Human Genetics

, Volume 103, Issue 1, pp 48-50

Elite endurance athletes and the ACE I allele – the role of genes in athletic performance

  • George GayagayAffiliated withDepartment of Molecular & Clinical Genetics, Royal Prince Alfred Hospital, Camperdown NSW 2050, Australia e-mail: rtrent@med.usyd.edu.au, Fax: +61-2-95157595
  • , Bing YuAffiliated withDepartment of Molecular & Clinical Genetics, Royal Prince Alfred Hospital, Camperdown NSW 2050, Australia e-mail: rtrent@med.usyd.edu.au, Fax: +61-2-95157595
  • , Brett HamblyAffiliated withDepartment of Pathology, University of Sydney NSW 2006, Australia
  • , Tanya BostonAffiliated withAustralian Institute of Sport, Canberra ACT 2617, Australia
  • , Alan HahnAffiliated withAustralian Institute of Sport, Canberra ACT 2617, Australia
  • , David S. CelermajerAffiliated withDepartment of Cardiology, Royal Prince Alfred Hospital, Camperdown NSW 2050, Australia
  • , R. J. TrentAffiliated withDepartment of Molecular & Clinical Genetics, Royal Prince Alfred Hospital, Camperdown NSW 2050, Australia e-mail: rtrent@med.usyd.edu.au, Fax: +61-2-95157595
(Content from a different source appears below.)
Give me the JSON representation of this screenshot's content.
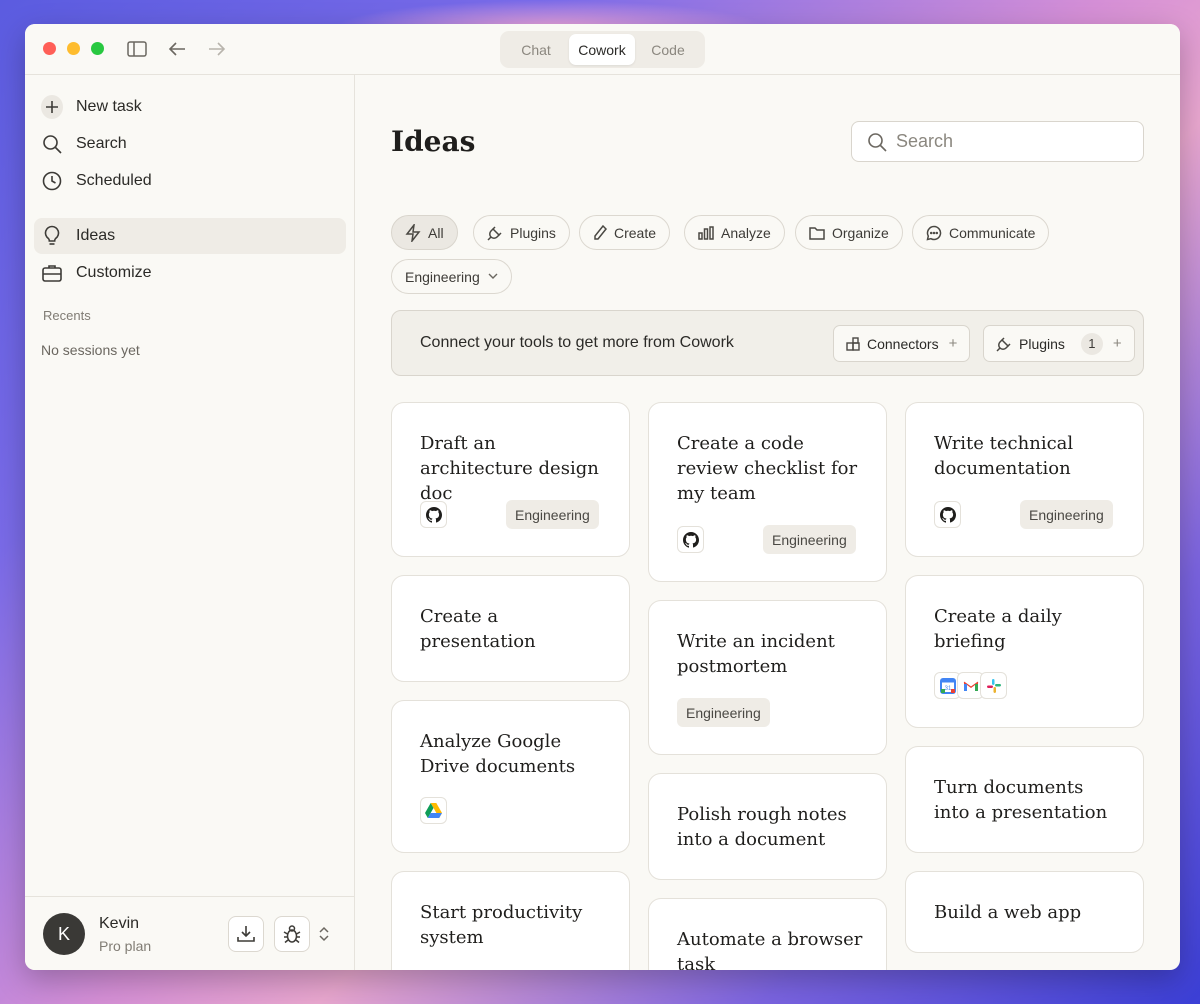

Rent the article at a discount

Rent now

* Final gross prices may vary according to local VAT.

Get Access

Abstract

Genetic markers that might contribute to the making of an elite athlete have not been identified. Potential candidate genes might be found in the renin-angiotensin pathway, which plays a key role in the regulation of both cardiac and vascular physiology. In this study, DNA polymorphisms derived from the angiotensin converting enzyme (ACE), the angiotensin type 1 receptor (AT1) and the angiotensin type 2 receptor (AT2) were studied in 64 Australian national rowers. Compared with a normal population, the rowers had an excess of the ACE I allele (P<0.02) and the ACE II genotype (P=0.03). The ACE I allele is a genetic marker that might be associated with athletic excellence. It is proposed that the underlying mechanism relates to a healthier cardiovascular system.